TEGUCIGALPA — The Honduras Museum of National Identity is located in downtown Tegucigalpa, at the end of a pedestrian street lined with phone stores, bakeries, and fast food restaurants. It’s housed in a two-story building that looks like an elegant iced cupcake, what with its orange-crème walls and white decorative piping. An art gallery, cultural space, and anthropology museum rolled into one, the institution was founded in 2006, but the building has been around since 1880, when Tegus, as the city is colloquially known, became the capital city. Though by then Honduras had already been independent from Spain for roughly 60 years, the architecture carries echoes of colonial style. All the rooms face inward onto a large courtyard, giving the museum the surreal sense of a self-contained universe with little connection to the outside world. What does this place have to do with how Hondurans see themselves? National museums are storytelling vessels of the state — tangible ways for countries to create a narrative about who they were, are, and want to be. But they are also ways of defining social reality.
The museum devotes roughly half its rooms to temporary exhibitions, which at the time of my visit included a gallery of Picasso drawings, many of them quite erotic. On the ground floor, an exhibition showcases works by contemporary Honduran artists, including past winners of local biennials across painting and sculpture. The museum also devotes a significant amount of space in its permanent exhibitions to Mayan culture, with rooms throughout the historical section on the upper floor filled with glass cabinets lined with Mayan clay figurines. It is as if the Mayans constitute the only culture to ever occupy pre-colonial Honduras, even though they were present only in the western fringes of the modern state. The centerpiece of this section is a theater which plays a 25-minute film about Copán, the ruins of a large Mayan city close to the Guatemalan border, and perhaps the Honduran Institute of Anthropology and History’s biggest source of income.
Historian Darío A. Euraque, director of the IHAH just before the 2009 coup, critiques this as the “Mayanization” of Honduras. This policy dates back to the 1940s dictatorship of General Tiburcio Carías Andino, who wanted to position Hondurans as the inheritors of the Mayan legacy. Carías founded the country’s first fine arts academy, the Escuela Nacional de Bellas Artes, in Tegucigalpa. Together with the school’s first director, the Copán-born and Cuban- and French-trained artist Arturo López Rodezno, Andino advanced an agenda of incorporating mythical Maya motifs into the country’s art and architecture. This legacy is evident in the walls of the theater, which feature stucco replicas of Mayan nahual figurines; it even has doors fashioned to look like those of a temple. But Honduras, both then and now, is polyethnic and multicultural. Nearly 20% of the population identify as indigenous or a minority, including the Lenca, Miskito, Garífuna, and Maya Ch’orti’ communities.

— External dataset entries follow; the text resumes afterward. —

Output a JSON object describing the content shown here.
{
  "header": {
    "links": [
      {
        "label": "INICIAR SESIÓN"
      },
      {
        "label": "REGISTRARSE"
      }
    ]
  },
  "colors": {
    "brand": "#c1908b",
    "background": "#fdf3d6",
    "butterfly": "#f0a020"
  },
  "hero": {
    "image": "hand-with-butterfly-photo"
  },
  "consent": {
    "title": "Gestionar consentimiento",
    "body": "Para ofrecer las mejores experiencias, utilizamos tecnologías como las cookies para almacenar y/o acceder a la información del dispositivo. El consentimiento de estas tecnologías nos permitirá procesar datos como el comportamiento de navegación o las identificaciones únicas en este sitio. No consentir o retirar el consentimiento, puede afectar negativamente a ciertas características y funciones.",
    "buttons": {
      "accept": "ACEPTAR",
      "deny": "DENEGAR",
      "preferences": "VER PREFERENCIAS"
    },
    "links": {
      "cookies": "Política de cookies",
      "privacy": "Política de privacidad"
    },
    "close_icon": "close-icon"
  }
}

This approach to history underscores the disconnect between an artistic construct of a country and the lived experience of the majority of its citizens. Interactive screens detail the broad history of Honduras, and VR sets let visitors swim along the Mesoamerican Barrier Reef by Roatán, painting a sunny picture. But in the last financial year, over 250,000 Hondurans have left the country, more than 120,000 have contracted dengue, and many have been injured protesting the erosion of the systems meant to protect them.
When I visited the museum in June, these protests were in full swing; people across the country would burn tires, blocking highways as a form of direct action. In some ways, protests have become part of the Honduran landscape. Though their reasons have varied, people have been protesting for over ten years since the coup. But historian Dana Frank writes that out of these events sprang a “new national culture with its own heroes, martyrs, collective memory, and sense of its own powers” — a “culture of resistance,” as she calls it.
Indeed, on the upper floor of the museum, a small temporary exhibition showcased emerging female artists from the sixth edition of the festival Mujeres Nuevas Historias. María Tróchez’s photo of a man wearing a 1950s-style sweetheart dress, titled “Roles de Género: El Hombre Ideal,” felt radical. Catta Matute’s “Caminata Incierta,” a painting of a woman migrating with her two children, alluding to the “La Bestia” train people sometimes take to go north, felt like a refreshing acknowledgement of the realities many Hondurans face. It was a sharp contrast with the elevator music version of Honduran society the permanent exhibitions presented.
In his dissertation for the University of New Mexico, Albuquerque, Honduran art historian Gustavo Larach wrote about how art could — and should — challenge the “convenient version of national reality” as told by the state. “I perceive in both artists and publics … much opposition to the widespread misconstructions and misrepresentations that seek to perpetuate our dominant yet dysfunctional social institutions … The question that remains open is how will artistic production emancipate itself from the institutional frames that allow for it.”